Find the word "training" in the data, then copy each line where it is found.
=== Supplied records ===
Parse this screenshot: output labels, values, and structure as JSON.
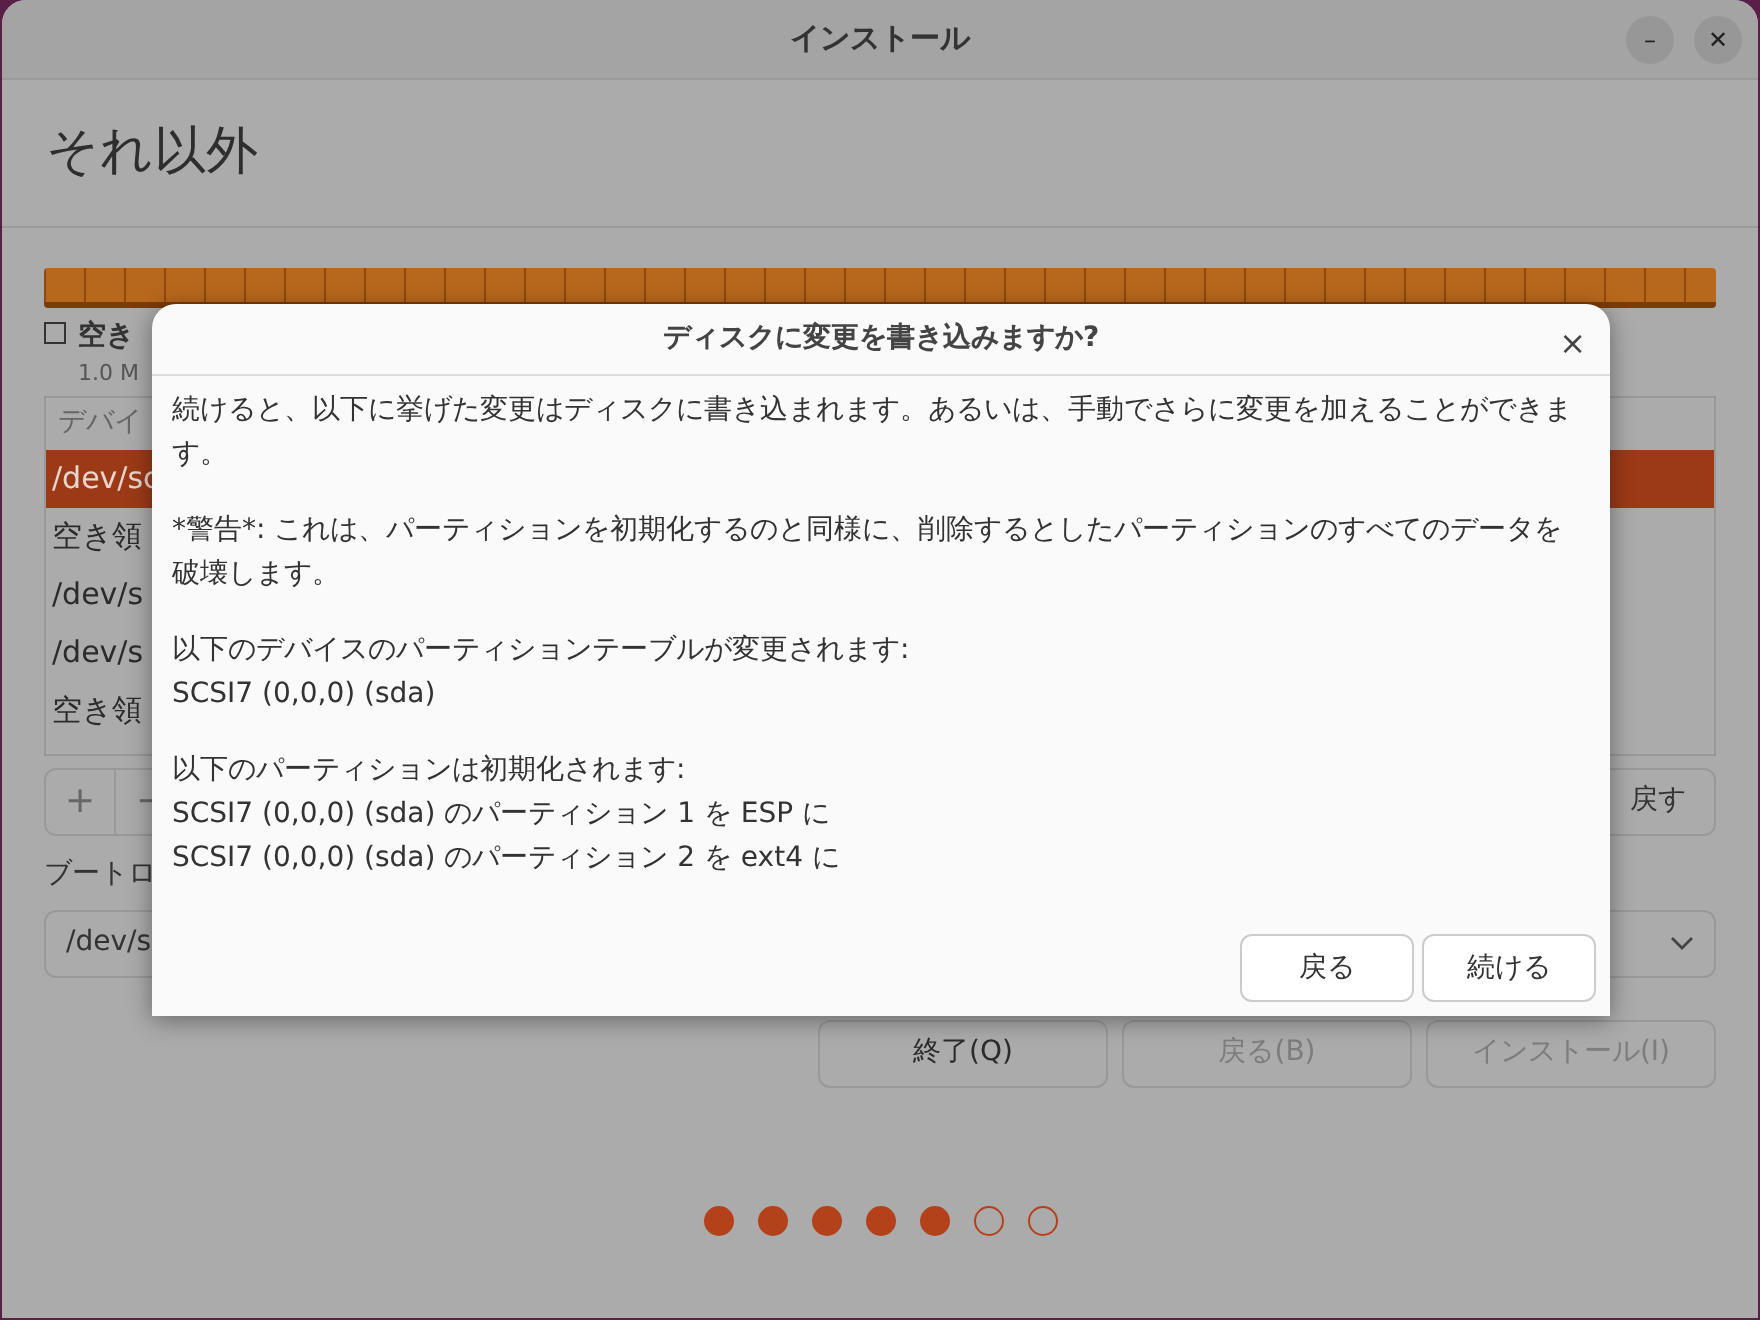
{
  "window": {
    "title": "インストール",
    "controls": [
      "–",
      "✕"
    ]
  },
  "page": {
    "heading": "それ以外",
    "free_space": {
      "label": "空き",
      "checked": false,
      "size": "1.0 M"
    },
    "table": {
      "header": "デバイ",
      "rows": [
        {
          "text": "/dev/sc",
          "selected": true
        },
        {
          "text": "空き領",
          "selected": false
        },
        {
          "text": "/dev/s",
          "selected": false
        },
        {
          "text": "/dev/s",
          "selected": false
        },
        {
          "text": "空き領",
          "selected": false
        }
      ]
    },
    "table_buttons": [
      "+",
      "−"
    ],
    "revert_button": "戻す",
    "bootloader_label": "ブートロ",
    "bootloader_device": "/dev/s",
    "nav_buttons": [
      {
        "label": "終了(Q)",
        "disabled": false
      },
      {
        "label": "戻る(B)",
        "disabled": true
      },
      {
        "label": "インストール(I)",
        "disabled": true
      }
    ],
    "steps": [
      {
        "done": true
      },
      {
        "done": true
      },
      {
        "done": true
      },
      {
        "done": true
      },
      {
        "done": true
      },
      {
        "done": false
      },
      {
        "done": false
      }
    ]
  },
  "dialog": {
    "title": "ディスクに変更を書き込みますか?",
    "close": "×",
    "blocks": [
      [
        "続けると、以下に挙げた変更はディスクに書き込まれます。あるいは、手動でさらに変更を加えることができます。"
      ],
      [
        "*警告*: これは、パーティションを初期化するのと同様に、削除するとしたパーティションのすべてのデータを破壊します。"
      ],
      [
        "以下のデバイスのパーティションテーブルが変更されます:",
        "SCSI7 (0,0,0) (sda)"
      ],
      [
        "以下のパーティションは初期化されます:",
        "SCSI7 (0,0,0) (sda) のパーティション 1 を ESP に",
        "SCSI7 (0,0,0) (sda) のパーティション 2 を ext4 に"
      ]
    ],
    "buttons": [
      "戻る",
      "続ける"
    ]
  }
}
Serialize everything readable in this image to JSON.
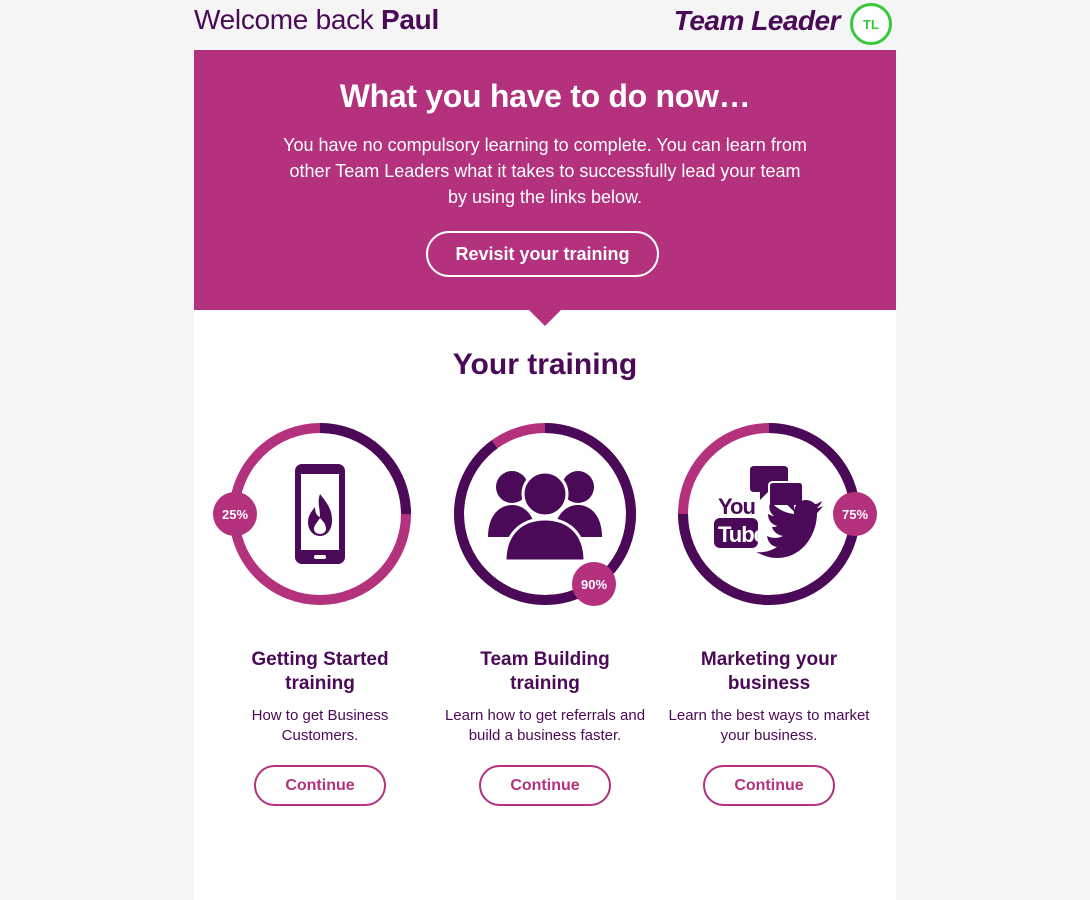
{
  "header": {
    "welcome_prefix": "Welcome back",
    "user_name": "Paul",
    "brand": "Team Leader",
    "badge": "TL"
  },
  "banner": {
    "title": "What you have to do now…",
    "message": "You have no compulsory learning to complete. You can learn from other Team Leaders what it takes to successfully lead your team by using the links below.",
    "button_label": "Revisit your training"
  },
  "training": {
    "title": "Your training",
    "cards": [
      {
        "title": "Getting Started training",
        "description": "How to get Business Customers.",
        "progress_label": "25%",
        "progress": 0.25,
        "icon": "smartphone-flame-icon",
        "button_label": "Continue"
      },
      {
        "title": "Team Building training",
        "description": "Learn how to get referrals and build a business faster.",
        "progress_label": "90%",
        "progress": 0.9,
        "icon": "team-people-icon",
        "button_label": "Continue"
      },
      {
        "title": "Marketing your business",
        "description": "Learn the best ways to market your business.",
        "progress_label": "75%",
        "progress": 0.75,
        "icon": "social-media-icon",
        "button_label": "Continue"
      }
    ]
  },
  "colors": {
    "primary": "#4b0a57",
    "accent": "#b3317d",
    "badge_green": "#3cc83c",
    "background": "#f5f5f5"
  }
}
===
◆ **Solved problem**
    "button_label": "Revisit your training"
  "training": {
    "title": "Your training",
        "title": "Getting Started training",
        "title": "Team Building training",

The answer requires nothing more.